(Information supplied)
◆ ◆ ◆ ◆ ◆

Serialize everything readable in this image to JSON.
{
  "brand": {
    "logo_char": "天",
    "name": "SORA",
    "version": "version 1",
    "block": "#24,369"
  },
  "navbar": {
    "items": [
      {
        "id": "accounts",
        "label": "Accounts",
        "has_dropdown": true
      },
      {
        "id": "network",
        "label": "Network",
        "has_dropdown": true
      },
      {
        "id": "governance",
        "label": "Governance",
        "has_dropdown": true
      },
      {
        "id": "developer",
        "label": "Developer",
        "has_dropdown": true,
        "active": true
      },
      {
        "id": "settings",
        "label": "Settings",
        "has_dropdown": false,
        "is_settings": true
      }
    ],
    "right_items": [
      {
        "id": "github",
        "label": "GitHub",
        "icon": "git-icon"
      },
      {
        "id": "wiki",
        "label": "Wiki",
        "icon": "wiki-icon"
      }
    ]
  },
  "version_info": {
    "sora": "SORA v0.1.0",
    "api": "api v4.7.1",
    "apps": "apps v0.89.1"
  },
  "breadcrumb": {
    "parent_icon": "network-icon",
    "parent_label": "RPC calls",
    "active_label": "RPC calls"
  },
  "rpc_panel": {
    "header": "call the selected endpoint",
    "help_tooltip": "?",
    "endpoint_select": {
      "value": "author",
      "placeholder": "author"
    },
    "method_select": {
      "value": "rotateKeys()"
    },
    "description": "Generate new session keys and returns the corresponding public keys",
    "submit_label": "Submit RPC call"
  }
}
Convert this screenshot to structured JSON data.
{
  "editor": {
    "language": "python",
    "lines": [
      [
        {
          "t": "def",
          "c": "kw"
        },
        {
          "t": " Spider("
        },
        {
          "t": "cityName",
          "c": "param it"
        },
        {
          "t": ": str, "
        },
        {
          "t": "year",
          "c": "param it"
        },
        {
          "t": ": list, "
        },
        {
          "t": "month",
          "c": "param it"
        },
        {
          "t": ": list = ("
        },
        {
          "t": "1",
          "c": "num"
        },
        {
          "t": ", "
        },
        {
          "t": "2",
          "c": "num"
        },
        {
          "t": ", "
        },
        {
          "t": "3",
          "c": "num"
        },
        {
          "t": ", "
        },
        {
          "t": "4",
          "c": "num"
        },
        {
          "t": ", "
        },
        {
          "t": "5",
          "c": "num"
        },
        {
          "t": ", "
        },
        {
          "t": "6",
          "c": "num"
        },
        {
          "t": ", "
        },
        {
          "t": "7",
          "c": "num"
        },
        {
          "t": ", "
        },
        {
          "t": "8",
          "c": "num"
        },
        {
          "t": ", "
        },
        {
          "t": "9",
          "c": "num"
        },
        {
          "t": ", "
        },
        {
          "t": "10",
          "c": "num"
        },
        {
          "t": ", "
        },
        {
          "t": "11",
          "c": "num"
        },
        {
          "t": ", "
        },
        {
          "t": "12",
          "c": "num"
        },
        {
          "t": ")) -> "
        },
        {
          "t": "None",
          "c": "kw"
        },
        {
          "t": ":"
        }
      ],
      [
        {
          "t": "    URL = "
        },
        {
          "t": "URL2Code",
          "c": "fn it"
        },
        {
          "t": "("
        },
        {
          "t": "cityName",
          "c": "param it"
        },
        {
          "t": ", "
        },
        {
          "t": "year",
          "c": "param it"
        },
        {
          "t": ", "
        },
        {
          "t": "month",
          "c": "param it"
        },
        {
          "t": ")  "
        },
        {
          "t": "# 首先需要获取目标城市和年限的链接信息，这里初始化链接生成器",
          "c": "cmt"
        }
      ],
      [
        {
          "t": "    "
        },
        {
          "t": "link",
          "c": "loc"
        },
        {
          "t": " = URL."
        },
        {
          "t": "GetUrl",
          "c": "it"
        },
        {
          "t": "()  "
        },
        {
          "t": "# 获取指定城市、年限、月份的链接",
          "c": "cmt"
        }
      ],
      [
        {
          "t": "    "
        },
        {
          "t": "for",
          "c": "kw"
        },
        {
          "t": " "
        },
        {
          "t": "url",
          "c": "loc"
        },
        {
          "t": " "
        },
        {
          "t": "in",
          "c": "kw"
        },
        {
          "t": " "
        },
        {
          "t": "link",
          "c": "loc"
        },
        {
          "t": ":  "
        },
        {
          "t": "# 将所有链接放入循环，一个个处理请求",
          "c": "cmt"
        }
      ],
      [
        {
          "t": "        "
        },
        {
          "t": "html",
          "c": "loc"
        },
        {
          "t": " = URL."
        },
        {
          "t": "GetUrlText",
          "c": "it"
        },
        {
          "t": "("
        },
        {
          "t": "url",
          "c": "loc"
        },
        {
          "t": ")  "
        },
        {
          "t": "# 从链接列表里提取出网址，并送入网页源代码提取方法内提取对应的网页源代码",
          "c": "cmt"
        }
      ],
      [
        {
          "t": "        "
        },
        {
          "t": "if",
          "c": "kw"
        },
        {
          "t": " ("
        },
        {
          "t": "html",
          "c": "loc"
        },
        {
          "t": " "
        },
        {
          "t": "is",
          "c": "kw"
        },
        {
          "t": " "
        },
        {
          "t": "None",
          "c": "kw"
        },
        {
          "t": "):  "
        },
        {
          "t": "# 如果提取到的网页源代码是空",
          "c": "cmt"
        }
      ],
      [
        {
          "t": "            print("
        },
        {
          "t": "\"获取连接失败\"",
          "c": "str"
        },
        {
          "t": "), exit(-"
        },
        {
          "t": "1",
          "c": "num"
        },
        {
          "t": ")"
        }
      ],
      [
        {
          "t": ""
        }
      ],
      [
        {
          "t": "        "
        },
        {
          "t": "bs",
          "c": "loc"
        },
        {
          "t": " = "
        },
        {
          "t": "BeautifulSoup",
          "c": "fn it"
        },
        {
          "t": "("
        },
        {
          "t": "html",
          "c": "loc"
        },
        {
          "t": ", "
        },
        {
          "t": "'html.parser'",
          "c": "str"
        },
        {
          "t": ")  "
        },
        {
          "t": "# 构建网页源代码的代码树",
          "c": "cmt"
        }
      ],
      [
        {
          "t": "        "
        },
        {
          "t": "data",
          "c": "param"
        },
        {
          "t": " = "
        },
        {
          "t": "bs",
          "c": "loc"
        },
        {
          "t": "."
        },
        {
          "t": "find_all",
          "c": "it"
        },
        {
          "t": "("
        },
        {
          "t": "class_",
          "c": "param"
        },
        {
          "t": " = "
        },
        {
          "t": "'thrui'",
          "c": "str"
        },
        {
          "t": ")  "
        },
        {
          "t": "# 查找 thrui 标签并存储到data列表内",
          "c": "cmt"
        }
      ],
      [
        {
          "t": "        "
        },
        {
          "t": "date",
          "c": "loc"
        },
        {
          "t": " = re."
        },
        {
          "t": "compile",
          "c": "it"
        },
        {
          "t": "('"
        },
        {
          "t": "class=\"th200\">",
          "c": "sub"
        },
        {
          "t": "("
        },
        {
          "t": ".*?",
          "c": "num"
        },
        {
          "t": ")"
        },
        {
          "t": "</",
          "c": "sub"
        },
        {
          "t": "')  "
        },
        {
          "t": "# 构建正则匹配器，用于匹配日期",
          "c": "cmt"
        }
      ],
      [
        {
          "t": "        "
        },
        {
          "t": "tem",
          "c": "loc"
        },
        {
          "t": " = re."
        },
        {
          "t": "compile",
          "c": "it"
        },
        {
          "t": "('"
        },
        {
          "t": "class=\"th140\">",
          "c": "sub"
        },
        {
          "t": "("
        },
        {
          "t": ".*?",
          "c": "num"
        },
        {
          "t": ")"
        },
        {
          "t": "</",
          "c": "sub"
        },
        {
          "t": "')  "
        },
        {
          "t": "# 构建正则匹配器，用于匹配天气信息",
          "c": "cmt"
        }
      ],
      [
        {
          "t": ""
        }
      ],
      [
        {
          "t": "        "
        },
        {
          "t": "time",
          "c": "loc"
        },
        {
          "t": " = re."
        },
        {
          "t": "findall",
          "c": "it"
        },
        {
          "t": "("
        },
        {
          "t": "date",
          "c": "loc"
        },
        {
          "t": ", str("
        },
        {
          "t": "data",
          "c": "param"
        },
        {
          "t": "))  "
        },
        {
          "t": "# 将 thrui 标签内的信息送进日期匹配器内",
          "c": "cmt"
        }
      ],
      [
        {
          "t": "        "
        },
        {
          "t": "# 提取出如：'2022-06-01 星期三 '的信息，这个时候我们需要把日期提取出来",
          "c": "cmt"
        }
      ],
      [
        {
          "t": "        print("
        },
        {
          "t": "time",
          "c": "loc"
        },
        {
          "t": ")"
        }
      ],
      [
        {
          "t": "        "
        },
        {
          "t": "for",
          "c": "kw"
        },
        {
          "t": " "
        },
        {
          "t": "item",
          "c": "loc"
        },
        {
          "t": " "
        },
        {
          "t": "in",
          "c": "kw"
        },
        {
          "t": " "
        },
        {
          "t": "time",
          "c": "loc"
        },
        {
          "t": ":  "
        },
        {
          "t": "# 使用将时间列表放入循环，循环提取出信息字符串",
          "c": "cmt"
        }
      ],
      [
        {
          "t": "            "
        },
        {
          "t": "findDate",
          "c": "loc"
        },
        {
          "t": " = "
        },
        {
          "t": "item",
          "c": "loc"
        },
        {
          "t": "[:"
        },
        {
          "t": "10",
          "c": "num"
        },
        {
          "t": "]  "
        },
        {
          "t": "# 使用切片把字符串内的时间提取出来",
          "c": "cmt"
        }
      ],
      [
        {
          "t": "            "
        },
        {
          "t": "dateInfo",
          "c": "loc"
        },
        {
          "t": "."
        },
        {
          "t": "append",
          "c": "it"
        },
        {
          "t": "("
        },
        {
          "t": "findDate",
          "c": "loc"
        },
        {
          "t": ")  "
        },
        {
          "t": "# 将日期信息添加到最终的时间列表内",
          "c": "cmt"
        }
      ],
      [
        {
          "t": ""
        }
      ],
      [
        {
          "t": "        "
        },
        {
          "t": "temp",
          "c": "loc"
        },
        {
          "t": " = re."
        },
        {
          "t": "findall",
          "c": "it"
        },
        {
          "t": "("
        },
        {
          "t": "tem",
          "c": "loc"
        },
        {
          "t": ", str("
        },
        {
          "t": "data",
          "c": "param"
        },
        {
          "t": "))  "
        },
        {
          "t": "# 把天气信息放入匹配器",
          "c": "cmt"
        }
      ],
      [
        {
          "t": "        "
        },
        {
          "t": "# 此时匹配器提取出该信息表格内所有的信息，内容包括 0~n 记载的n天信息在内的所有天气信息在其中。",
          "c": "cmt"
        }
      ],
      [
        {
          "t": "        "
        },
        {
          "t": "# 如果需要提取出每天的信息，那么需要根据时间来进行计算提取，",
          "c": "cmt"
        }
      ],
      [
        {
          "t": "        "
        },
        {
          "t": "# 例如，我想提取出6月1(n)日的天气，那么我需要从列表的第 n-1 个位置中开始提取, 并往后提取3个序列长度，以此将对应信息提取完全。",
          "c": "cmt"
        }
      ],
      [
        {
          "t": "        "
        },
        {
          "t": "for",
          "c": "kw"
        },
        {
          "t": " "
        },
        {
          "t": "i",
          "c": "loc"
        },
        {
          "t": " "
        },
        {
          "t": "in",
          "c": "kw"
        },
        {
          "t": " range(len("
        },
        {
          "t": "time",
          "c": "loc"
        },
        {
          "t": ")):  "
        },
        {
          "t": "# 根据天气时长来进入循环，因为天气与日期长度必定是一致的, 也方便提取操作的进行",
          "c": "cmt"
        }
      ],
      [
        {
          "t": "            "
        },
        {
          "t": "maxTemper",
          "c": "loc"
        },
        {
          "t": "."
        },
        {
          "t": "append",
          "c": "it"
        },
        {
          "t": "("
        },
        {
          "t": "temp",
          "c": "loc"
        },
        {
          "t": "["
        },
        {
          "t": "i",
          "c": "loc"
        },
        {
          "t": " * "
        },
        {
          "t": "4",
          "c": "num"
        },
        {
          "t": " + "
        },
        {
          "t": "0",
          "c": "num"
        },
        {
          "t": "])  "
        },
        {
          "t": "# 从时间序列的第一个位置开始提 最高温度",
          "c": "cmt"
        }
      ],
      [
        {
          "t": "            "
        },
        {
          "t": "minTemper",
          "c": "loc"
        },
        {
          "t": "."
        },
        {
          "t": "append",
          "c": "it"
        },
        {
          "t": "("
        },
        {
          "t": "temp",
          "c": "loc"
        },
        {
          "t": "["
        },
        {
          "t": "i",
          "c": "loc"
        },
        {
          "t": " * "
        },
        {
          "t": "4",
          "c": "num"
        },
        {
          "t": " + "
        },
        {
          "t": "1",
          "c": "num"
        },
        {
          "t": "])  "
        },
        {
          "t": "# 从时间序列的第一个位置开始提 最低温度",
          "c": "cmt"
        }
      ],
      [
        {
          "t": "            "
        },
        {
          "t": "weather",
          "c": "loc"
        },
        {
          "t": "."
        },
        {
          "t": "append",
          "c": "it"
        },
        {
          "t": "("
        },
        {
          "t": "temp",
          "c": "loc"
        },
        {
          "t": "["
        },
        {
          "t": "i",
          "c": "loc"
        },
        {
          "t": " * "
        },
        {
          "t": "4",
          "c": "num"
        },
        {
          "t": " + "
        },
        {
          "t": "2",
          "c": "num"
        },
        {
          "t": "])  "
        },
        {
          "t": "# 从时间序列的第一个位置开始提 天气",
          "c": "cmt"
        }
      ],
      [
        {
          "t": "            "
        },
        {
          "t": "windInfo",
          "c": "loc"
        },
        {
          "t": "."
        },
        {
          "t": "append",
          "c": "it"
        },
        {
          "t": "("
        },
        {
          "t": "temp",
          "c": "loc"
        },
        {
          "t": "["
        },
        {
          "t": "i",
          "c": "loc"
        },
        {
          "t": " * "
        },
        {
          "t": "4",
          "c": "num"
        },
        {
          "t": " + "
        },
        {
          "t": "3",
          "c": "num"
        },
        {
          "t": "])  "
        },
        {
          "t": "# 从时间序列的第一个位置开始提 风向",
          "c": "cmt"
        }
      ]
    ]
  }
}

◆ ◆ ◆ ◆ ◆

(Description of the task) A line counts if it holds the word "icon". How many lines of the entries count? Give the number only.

(Solved problem) 3